WAMU 88.5 : Metro Connection

Filed Under:

Cameroonian Musician Brings Afropop and Afrobeat to D.C.

Play associated audio
Bass player Aristide Zogdoule is a mainstay on the D.C. music scene, and says being on stage is "my entire life."
Michael Shereikis
Bass player Aristide Zogdoule is a mainstay on the D.C. music scene, and says being on stage is "my entire life."

Aristide Zogdoule came to the U.S. after years of success playing music in locales as diverse as Belgium, Indonesia, and Singapore. And he expected that within a few years, he'd see his name in lights here in D.C.

"Unfortunately it didn't happen," he says. "But you know, I am still very happy with what I am doing."

What he's doing is juggling a job as a restaurant manager with a thriving career as a bass player for a number of bands here in Washington. He's established himself in the city's music scene, but says it's nearly impossible to make a living in music in the U.S. Still, he says the effort is worth it.

"I might be tired after working 9 or 10 hours, but as soon as I go on stage after those 10 hours I'm still going to give another 5 or 6, [and] those 6 hours are going to be the best of my life," he says.

Zogdoule learned bass from a Cameroonian friend who lives in Belgium, and the bass, he says, is critical to a band's success.

"People... most of the time they're going to be more attracted to something like the saxophone, the solo guitar, but [if] you don't have the bass and the drum, everything is completely empty," Zogdoule says.

He says performing music is his life.

"You know what my dream is? Die on stage," he says. "Not to be on the dark side, but the stage is my life. It's where my heart is beating. You forget everything that goes around you. People are there for you; you are there for them. You give them what they want; they give you that response. It just makes you feel alive."

[Music: "Tindehe" by Zieti on Zemelewa / "What a Wonderful World" by Shawn Lee's Ping Pong Orchestra from A Very Ping Pong Christmas]

NPR

With 'Formation,' Beyoncé Lights Up The Internet. Here's What People Are Saying

The singer's new music video quickly drew commentary of all kinds — on its references to being black in America, Hurricane Katrina and Black Lives Matter.
NPR

Calif. Restaurant Gives Diners — And Sea Lions — An Ocean View

The Marine Room is a restaurant right on the beach. When the tide is high, waves hit the windows, and bring in unexpected visitors.
NPR

In The Light Of The Morning After, How Bad Was Rubio's Repetition?

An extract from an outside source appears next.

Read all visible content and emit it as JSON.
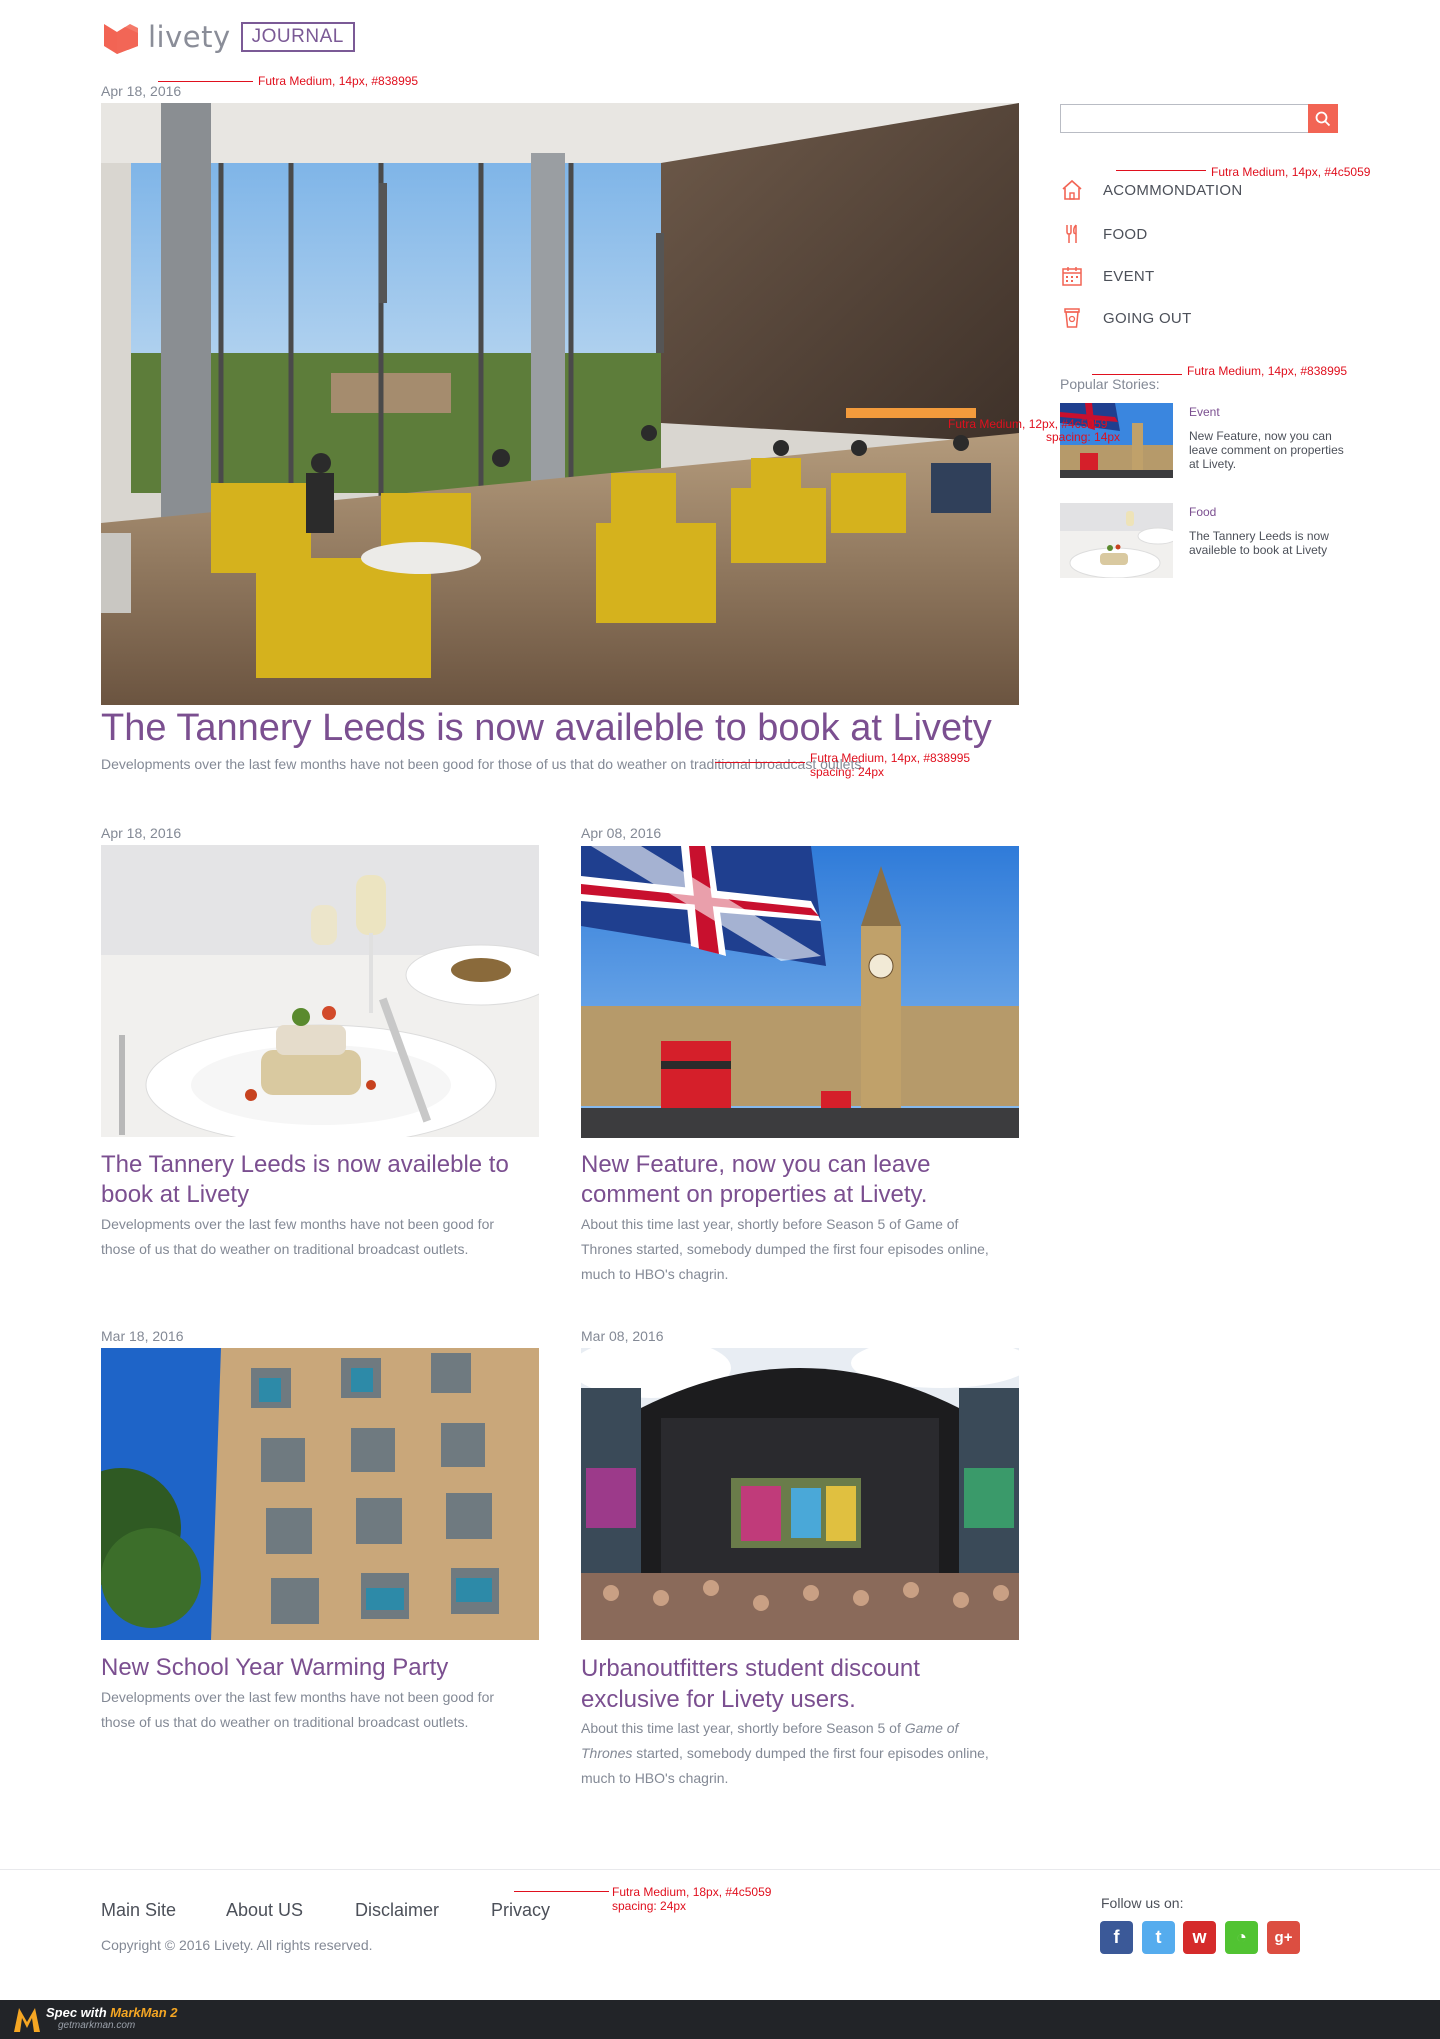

"I would pay for them to keep running that clip, because that's what I believe passionately," Rubio said of a much-aired video excerpt if him repeating a line at Saturday's debate.
NPR

Super Bowl 50 Tightens Cybersecurity

This year's Super Bowl will be held in the most technologically advanced stadium in the world. FBI special agent John Lightfoot talks to NPR's Rachel Martin about the threat of cyber attacks.

Leave a Comment

Help keep the conversation civil. Please refer to our Terms of Use and Code of Conduct before posting your comments.